Hillbrow circa 1978 was probably the last time I entered a comic book store. I have vague recollections of poor lighting, rush-matting and the whiff of what one hopes was cat pee. Most of all I remember a pervasive hostility towards anyone who wasn’t obsessing over superheroes. I didn’t go back. Until now.
Whining children and maternal selflessness caused me to cross the threshold of the Comic Book Warehouse in Bedfordview. Times have changed. Geek culture has gone mainstream. And sanitary. I am sure that there are pros and cons to this transition but I was relieved to find a warm, welcoming and well-organised space. The wide selection of vintage and current comics, collectables and pop culture knick-knaks was just what the younger brethren in my life were hoping for. There were life-sized Batman statues and creepy bits and pieces from Game of Thrones murders. A Yoda door mat (“welcome you are”) competed for customer attention with a whole display case of wands from every character in Harry Potter. Best of all there were the sweet staff who knew everything about every character in every comic ever and were prepared to chat endlessly to small boys about the relative merits of The Flash seasons 4 and 5.
Even with all of the above I am still not interested in comic clutter. I was momentarily entertained by the Princess Leia and Captain America outfits for dogs. I briefly tried to follow the plot of a comic entitled The Undefeatable Squirrel Girl but within five minutes I was bored. Which is why I was so excited to discover Kaylee’s restaurant right in the middle of the store.
That’s right. There is a restaurant inside the comic book shop. The menu describes itself as vegan/vegetarian. I promise I am not stalking vegans but those who have read my reviews before may know that I had an unfortunate recent experience with those who eschew animal products (see here). The good news is that Kaylee’s is a great restaurant. Worth visiting even if it wasn’t inside a comic book store.

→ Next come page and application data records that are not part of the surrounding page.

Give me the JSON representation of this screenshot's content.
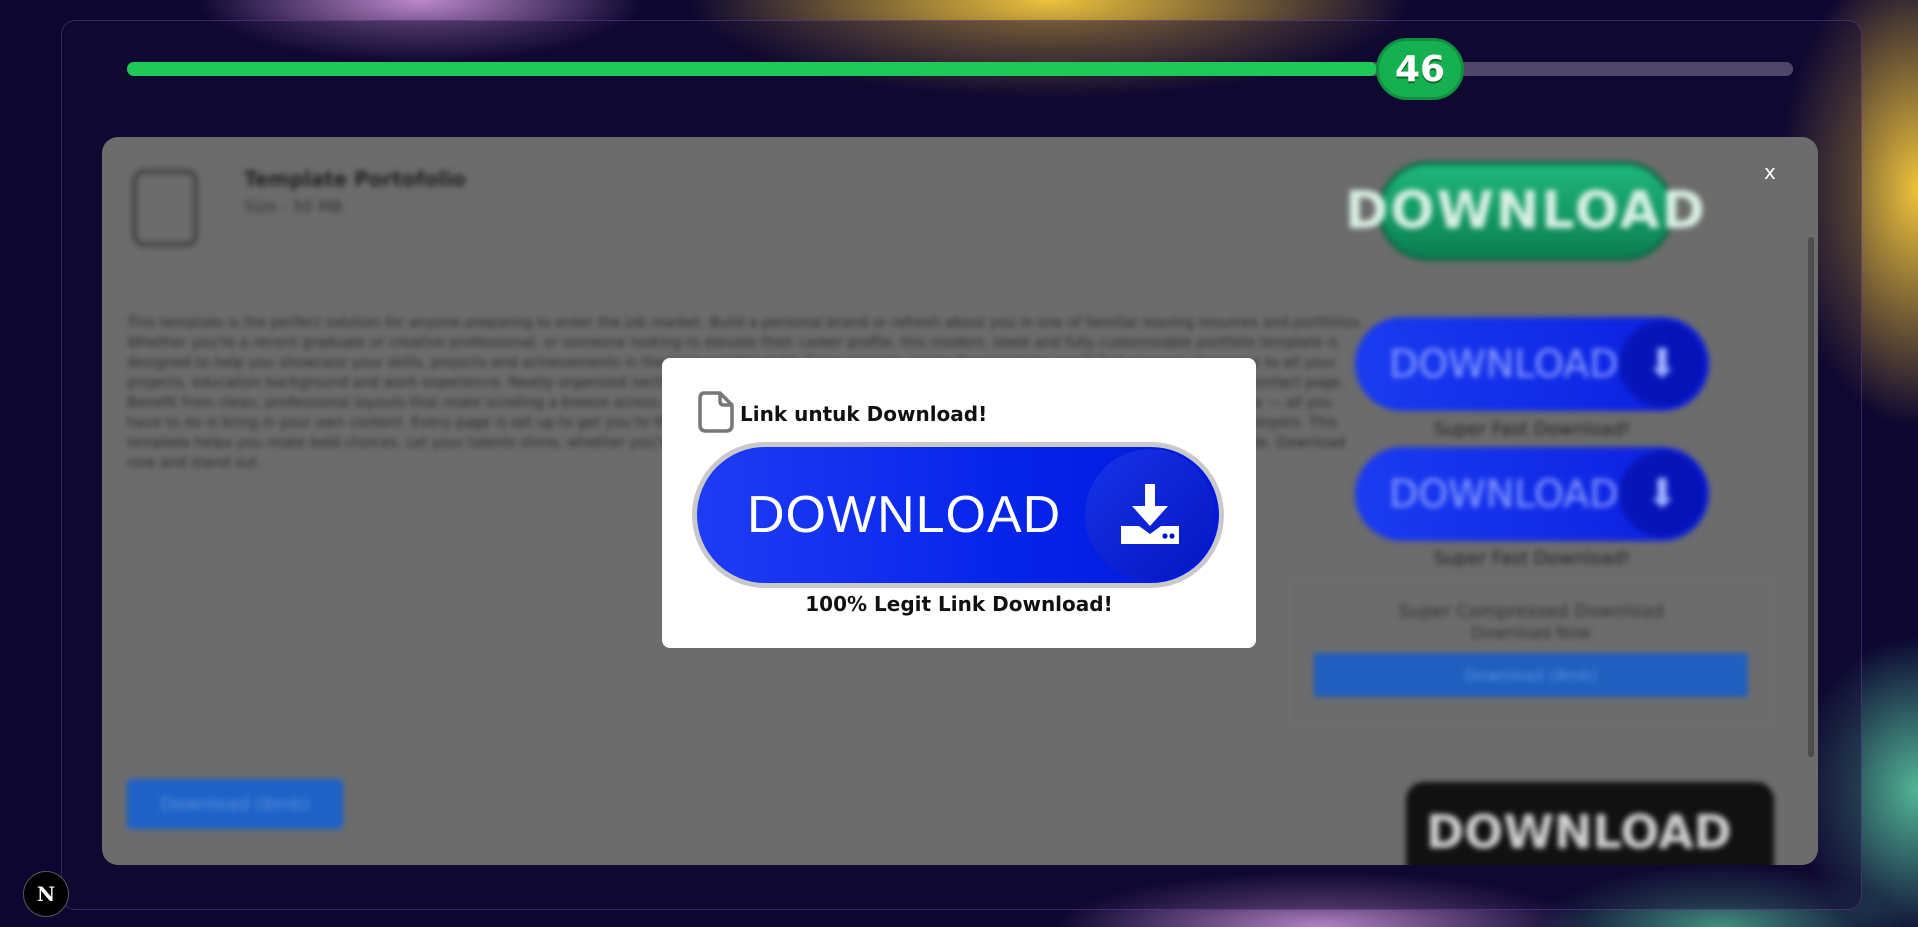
{
  "progress": {
    "value": 46,
    "fraction": 0.75,
    "color": "#1ec95a"
  },
  "background_page": {
    "file_title": "Template Portofolio",
    "file_size": "Size : 50 MB",
    "description": "This template is the perfect solution for anyone preparing to enter the job market. Build a personal brand or refresh about you in one of familiar leaving resumes and portfolios. Whether you're a recent graduate or creative professional, or someone looking to elevate their career profile, this modern, sleek and fully customizable portfolio template is designed to help you showcase your skills, projects and achievements in the best possible light. From projects, inside the template, you'll find space to showcase to all your projects, education background and work experience. Neatly organized sections and fonts, a presentation section where you can display your best work, and a contact page. Benefit from clean, professional layouts that make scrolling a breeze across website etc. The file is approximately 50 MB. All design elements are already in place — all you have to do is bring in your own content. Every page is set up to get you to the 'I have it' ... it makes it a complete job market, standing out to your potential employers. This template helps you make bold choices. Let your talents shine, whether you're applying for a job, pitching your services, or just want to show off your creative side. Download now and stand out.",
    "download_button_text": "DOWNLOAD",
    "side_buttons": [
      {
        "label": "DOWNLOAD",
        "caption": "Super Fast Download!"
      },
      {
        "label": "DOWNLOAD",
        "caption": "Super Fast Download!"
      }
    ],
    "compressed_card": {
      "title": "Super Compressed Download",
      "subtitle": "Download Now",
      "button": "Download (8mb)"
    },
    "bottom_left_button": "Download (8mb)",
    "bottom_right_button": "DOWNLOAD"
  },
  "close_label": "x",
  "modal": {
    "title": "Link untuk Download!",
    "button_label": "DOWNLOAD",
    "caption": "100% Legit Link Download!",
    "icons": {
      "file": "file-icon",
      "download": "download-tray-icon"
    }
  },
  "next_badge": "N",
  "colors": {
    "accent_blue": "#0624ea",
    "green": "#1ec95a",
    "dark_bg": "#0c0630"
  }
}
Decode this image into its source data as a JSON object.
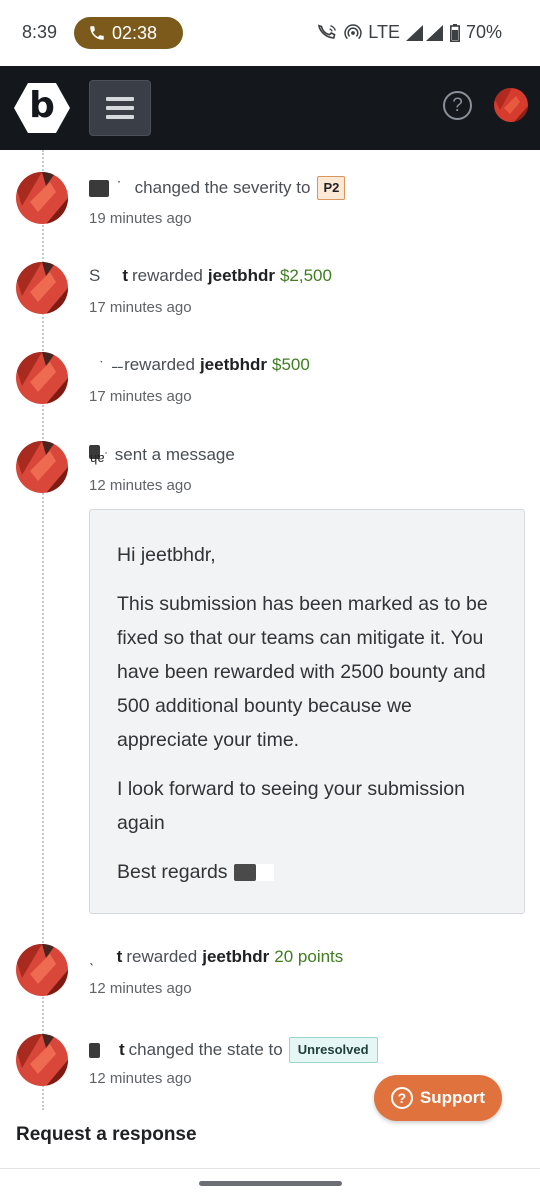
{
  "status_bar": {
    "time": "8:39",
    "call_timer": "02:38",
    "network": "LTE",
    "battery": "70%"
  },
  "app_bar": {
    "logo_letter": "b",
    "help_symbol": "?"
  },
  "events": [
    {
      "actor": "",
      "action_fragment": "changed the severity to",
      "actor_tail": "˙",
      "badge": "P2",
      "time": "19 minutes ago"
    },
    {
      "actor": "S",
      "actor_tail": "t",
      "action": "rewarded",
      "user": "jeetbhdr",
      "amount": "$2,500",
      "time": "17 minutes ago"
    },
    {
      "actor": "ˑ",
      "actor_tail": "˗˗",
      "action": "rewarded",
      "user": "jeetbhdr",
      "amount": "$500",
      "time": "17 minutes ago"
    },
    {
      "actor": "ɥɐ˙",
      "action": "sent a message",
      "time": "12 minutes ago"
    },
    {
      "actor": "ˎ",
      "actor_tail": "t",
      "action": "rewarded",
      "user": "jeetbhdr",
      "amount": "20 points",
      "time": "12 minutes ago"
    },
    {
      "actor": "",
      "actor_tail": "t",
      "action": "changed the state to",
      "badge": "Unresolved",
      "time": "12 minutes ago"
    }
  ],
  "message": {
    "greeting": "Hi jeetbhdr,",
    "paragraph1": "This submission has been marked as to be fixed so that our teams can mitigate it. You have been rewarded with 2500 bounty and 500 additional bounty because we appreciate your time.",
    "paragraph2": "I look forward to seeing your submission again",
    "signoff": "Best regards"
  },
  "support_button": {
    "label": "Support",
    "icon": "question-circle-icon"
  },
  "request_response_label": "Request a response",
  "colors": {
    "app_bar": "#14171c",
    "reward_green": "#3f7d20",
    "support_orange": "#e0733d",
    "call_pill": "#7b5a1c"
  }
}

I treated myself to a deconstructed falafel bowl. I am generally suspicious of anything deconstructed. Almost invariably the result adds up to less than the sum of its parts. As Grace Dent once wrote in The Guardian “the pudding was a deconstructed Black Forest gateau, because, as we all know, all classic desserts benefit from an autopsy.” There are exceptions to every rule and the deconstructed falafel (R82) at Kaylee’s is it. Roasted, chopped chickpeas reveled in the aromatic freshness of coriander and parsley. The fiery sweetness of cumin, ginger, cinnamon and all spice balanced beautifully against the hint of garlic and a pinch of paprika. Cubes of caramelized aubergine added soft contrast to the crunch of cucumber. Superb tahini-laden dressing too.
The comic book boys were tempted out of the main store for light, fluffy, deeply delicious whole wheat pancake stacks (R69). Served with real maple syrup, a bright, light, lovely fruit salad and a very creditable vegan chocolate ice cream.
Thank you to Kaylee’s for relieving the boredom that is a visit to the comic book store and restoring my faith in plant-based restaurants.
Kaylee’s: Inside the Comic Book Warehouse, 147 North Reef Road, Bedfordview, Johannesburg; 011 524 7603
- Dr Anna Trapido was trained as an anthropologist at King’s College Cambridge and a chef at the Prue Leith College of Food and Wine. She has twice won the World Gourmand Cookbook Award. She has made a birthday cake for Will Smith, a Christmas cake for Nelson Mandela and cranberry scones for Michelle Obama. She is in favour of Champagne socialism and once swallowed a digital watch by mistake.